> **WHAT THE TASK ASKS**:
Retype the entries. Match them exactly.

> **EXCERPTED DATA**:
=== Begin Enclosure ===
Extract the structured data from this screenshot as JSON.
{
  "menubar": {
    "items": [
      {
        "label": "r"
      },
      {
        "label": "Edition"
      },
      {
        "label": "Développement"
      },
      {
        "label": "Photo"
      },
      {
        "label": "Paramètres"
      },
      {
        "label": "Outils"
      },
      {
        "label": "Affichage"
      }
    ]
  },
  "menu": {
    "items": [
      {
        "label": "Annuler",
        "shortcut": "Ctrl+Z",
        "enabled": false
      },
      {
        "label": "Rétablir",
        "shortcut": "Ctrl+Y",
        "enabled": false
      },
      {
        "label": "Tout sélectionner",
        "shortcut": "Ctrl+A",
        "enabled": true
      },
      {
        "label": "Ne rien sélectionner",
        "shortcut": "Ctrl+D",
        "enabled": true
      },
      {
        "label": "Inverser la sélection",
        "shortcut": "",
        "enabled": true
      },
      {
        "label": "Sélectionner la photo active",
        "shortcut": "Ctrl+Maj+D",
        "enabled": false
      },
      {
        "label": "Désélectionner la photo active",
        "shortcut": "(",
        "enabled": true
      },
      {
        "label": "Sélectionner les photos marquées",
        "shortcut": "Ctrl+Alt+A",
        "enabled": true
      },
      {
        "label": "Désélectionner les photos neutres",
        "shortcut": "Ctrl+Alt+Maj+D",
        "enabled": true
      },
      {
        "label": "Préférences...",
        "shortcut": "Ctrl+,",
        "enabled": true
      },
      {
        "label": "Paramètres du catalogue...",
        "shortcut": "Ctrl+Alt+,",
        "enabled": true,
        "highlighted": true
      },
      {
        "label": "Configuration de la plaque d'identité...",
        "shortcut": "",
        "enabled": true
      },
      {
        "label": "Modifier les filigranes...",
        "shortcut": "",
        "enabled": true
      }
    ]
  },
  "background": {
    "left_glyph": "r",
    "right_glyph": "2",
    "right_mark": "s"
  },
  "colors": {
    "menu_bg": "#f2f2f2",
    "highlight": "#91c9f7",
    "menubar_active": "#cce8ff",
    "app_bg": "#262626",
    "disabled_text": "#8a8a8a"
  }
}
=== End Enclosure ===
> **TASK ANSWER**:
Extract the structured data from this screenshot as JSON.
{
  "menubar": {
    "items": [
      {
        "label": "r"
      },
      {
        "label": "Edition"
      },
      {
        "label": "Développement"
      },
      {
        "label": "Photo"
      },
      {
        "label": "Paramètres"
      },
      {
        "label": "Outils"
      },
      {
        "label": "Affichage"
      }
    ]
  },
  "menu": {
    "items": [
      {
        "label": "Annuler",
        "shortcut": "Ctrl+Z",
        "enabled": false
      },
      {
        "label": "Rétablir",
        "shortcut": "Ctrl+Y",
        "enabled": false
      },
      {
        "label": "Tout sélectionner",
        "shortcut": "Ctrl+A",
        "enabled": true
      },
      {
        "label": "Ne rien sélectionner",
        "shortcut": "Ctrl+D",
        "enabled": true
      },
      {
        "label": "Inverser la sélection",
        "shortcut": "",
        "enabled": true
      },
      {
        "label": "Sélectionner la photo active",
        "shortcut": "Ctrl+Maj+D",
        "enabled": false
      },
      {
        "label": "Désélectionner la photo active",
        "shortcut": "(",
        "enabled": true
      },
      {
        "label": "Sélectionner les photos marquées",
        "shortcut": "Ctrl+Alt+A",
        "enabled": true
      },
      {
        "label": "Désélectionner les photos neutres",
        "shortcut": "Ctrl+Alt+Maj+D",
        "enabled": true
      },
      {
        "label": "Préférences...",
        "shortcut": "Ctrl+,",
        "enabled": true
      },
      {
        "label": "Paramètres du catalogue...",
        "shortcut": "Ctrl+Alt+,",
        "enabled": true,
        "highlighted": true
      },
      {
        "label": "Configuration de la plaque d'identité...",
        "shortcut": "",
        "enabled": true
      },
      {
        "label": "Modifier les filigranes...",
        "shortcut": "",
        "enabled": true
      }
    ]
  },
  "background": {
    "left_glyph": "r",
    "right_glyph": "2",
    "right_mark": "s"
  },
  "colors": {
    "menu_bg": "#f2f2f2",
    "highlight": "#91c9f7",
    "menubar_active": "#cce8ff",
    "app_bg": "#262626",
    "disabled_text": "#8a8a8a"
  }
}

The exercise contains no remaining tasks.